(Extracted records)
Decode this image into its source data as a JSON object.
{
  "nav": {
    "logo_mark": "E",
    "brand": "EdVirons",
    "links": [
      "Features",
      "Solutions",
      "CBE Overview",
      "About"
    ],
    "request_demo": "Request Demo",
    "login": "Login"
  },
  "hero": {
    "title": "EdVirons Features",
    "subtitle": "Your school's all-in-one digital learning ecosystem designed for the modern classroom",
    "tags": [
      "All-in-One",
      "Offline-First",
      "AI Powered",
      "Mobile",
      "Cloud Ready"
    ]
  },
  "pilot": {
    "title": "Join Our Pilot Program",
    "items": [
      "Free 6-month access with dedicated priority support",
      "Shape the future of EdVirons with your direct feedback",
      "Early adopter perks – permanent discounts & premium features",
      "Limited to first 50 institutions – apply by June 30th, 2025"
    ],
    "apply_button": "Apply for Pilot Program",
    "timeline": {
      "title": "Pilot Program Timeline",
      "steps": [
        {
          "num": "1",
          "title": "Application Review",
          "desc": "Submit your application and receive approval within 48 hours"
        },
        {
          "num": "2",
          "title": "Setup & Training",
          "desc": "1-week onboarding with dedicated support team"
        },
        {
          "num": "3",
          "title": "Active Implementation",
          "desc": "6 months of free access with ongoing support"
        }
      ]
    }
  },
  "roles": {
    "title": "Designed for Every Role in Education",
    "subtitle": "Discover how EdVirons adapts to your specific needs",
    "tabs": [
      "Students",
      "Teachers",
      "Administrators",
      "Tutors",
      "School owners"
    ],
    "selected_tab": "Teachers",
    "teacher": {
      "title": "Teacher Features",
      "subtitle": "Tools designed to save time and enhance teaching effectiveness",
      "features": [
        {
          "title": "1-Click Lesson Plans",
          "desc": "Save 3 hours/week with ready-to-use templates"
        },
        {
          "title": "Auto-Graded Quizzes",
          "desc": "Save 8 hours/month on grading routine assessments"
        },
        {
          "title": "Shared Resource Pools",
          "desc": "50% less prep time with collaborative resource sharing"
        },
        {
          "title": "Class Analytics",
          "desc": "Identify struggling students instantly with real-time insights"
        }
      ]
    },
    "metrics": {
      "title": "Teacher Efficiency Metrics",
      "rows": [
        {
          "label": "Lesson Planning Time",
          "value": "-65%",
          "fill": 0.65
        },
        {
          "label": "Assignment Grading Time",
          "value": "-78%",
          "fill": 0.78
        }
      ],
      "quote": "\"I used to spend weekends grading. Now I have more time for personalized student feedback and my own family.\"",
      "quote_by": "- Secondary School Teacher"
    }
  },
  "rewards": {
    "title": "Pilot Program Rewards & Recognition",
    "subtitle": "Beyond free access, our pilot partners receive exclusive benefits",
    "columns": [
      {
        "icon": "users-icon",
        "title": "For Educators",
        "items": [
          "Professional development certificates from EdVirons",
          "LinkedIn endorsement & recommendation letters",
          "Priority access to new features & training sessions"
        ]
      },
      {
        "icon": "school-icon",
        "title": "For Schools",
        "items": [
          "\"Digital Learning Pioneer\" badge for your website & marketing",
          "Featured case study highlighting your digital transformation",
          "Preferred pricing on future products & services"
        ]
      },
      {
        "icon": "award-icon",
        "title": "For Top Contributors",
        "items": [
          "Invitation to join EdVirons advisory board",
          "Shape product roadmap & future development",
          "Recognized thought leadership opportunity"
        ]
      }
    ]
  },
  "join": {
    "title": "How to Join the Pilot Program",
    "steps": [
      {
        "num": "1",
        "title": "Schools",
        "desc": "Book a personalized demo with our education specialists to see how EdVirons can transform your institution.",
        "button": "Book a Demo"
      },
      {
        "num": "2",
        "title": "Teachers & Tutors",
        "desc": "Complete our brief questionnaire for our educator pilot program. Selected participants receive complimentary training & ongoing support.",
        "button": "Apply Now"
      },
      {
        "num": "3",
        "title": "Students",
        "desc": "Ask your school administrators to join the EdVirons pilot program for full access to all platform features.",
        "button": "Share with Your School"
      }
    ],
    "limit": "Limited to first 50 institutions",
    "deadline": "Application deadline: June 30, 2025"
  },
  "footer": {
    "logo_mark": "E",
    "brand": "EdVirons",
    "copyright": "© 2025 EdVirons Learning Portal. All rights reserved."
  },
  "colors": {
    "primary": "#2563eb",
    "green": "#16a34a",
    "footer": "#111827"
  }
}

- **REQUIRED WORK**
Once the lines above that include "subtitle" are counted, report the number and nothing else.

- **ANSWER SECTION**
4